Whether they have games on the schedule or not, players from both teams cited personal and collective growth as the primary objective.
“We measure success just like any other team would—getting better each day and improving from the beginning of the season to the middle of the season to the end,” said Tony Hay, a senior in his third year for the men’s team.
A desire to improve is just one of the things that keeps players showing up to practice each day.
“It definitely helps my mental health,” La Fleche said. “Once I am on the field, I tend to just focus only on lacrosse and don’t really think about all the issues that are going on in my life outside of lacrosse. It’s really just an outlet physically and mentally.”
“Part of it is our coach,” Carpenter said. “I respect her too much to skip out on practice.”
For a men’s team practicing without games, passion for the sport was the unanimous motivator.
“This year is definitely an interesting year,” Hay said. “It can definitely be challenging to find motivation to come out here every single night and play at a high level, but I think it just comes down to the love of the sport.”
“Guys are here because they want to be here and they love lacrosse,” Gunn said.
Love for the game is just as much a factor for the women’s team, but recent success and a growing roster has led to even more ambitious goals for the future.
“I always talk about making this a varsity Division I team. I think we can,” McGinnis said. “Going from DII to DI is our next big step.”
While the men’s team continues the process of rebuilding, the focus remains on keeping the program afloat and continuing to give players the opportunity to compete.
Perhaps the greatest commonality between these two teams is the community of inclusivity and support they’ve created. Both teams have players of all skill levels, some who are playing lacrosse for the first time.
“One of the things I’m looking forward to the most is seeing the improvement of some new players,” Carpenter said. “Something I love a lot about this team is that it doesn’t matter your skill level; you’re welcome here.”
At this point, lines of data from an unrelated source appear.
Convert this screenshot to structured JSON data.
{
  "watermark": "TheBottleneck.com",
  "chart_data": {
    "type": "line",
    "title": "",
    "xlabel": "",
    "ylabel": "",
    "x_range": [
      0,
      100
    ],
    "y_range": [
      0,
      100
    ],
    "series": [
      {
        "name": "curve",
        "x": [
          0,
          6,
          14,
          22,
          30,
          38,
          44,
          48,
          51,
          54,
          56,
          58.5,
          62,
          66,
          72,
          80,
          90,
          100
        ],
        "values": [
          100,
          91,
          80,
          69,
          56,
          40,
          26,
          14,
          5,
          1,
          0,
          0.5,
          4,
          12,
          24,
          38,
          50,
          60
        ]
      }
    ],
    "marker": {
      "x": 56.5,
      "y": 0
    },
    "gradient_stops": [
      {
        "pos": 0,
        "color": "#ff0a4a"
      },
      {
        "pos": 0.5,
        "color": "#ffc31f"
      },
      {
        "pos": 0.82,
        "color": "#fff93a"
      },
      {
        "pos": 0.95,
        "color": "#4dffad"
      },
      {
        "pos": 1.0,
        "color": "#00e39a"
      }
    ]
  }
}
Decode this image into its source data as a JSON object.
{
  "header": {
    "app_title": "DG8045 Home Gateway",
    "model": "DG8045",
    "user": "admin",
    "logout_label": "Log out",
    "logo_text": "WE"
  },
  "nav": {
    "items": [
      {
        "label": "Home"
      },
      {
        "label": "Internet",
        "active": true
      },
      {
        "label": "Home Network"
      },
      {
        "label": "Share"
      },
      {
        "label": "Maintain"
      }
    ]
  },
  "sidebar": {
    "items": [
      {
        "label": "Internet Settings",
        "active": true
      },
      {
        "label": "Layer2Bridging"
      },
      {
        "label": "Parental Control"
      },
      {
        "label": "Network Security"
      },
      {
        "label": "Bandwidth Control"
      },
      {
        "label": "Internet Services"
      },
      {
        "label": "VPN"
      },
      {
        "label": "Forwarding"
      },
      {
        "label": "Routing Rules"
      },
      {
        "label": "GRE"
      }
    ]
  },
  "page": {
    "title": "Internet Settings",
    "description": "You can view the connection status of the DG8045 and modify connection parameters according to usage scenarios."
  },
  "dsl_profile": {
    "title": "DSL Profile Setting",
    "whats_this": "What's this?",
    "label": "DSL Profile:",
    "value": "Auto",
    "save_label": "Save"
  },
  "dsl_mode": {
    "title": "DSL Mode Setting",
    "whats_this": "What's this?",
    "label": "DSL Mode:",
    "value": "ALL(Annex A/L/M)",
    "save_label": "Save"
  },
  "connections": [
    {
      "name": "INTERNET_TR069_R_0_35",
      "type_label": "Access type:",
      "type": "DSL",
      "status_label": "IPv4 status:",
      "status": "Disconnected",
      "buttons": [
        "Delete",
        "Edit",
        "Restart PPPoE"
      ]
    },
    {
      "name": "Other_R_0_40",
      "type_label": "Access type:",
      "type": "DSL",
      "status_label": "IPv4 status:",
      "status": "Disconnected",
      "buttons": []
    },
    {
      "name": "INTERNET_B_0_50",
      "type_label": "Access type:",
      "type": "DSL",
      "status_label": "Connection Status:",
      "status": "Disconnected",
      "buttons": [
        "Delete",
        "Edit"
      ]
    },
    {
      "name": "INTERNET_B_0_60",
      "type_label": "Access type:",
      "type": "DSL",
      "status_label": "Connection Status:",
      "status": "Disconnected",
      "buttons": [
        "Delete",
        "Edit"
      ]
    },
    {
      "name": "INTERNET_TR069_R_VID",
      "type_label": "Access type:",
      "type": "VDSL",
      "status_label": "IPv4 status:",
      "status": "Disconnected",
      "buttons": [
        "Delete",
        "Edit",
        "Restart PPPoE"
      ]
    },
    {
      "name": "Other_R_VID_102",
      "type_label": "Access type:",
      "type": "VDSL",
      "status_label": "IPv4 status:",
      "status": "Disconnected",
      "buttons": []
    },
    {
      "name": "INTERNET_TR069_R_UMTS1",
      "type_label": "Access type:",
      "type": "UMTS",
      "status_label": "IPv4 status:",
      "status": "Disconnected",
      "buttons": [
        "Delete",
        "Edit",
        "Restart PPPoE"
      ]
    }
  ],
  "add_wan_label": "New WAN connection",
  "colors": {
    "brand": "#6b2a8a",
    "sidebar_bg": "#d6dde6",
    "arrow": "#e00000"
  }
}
The support these players show each other goes much deeper than the game.
“I love this team,” McGinnis said. “I went through loss last year and the thing that kind of kept me going every day was this team. I realized after that, these are my people. This is where I get my passion.”
This season may not have the same implications for both teams, but they share a similar outlook: personal improvement and community outweighing wins and losses.
“The better we get throughout the season, it doesn’t matter the outcome, but if we play better together as a team at the end, that’s what really matters,” Carpenter said.
“They don’t just do this to win,” McGinnis said. “These are their friends. This is the people they go to when they’re frustrated. They just see each other as family.”
Whether it’s a conference championship game to decide who’s heading to Nationals or a heated competition during practice on Stott field, what these teams share is an intense love for the game and a desire to continue being around it.
“I think that’s the great thing about this sport,” Hay said. “You don’t have to be playing for a high caliber school, you don’t even have to be playing for a program. You can go out with your friends, play summer leagues, play indoor leagues, as long as you’re out here with people you like and you’ve got a stick in your hands then the fun’s there.”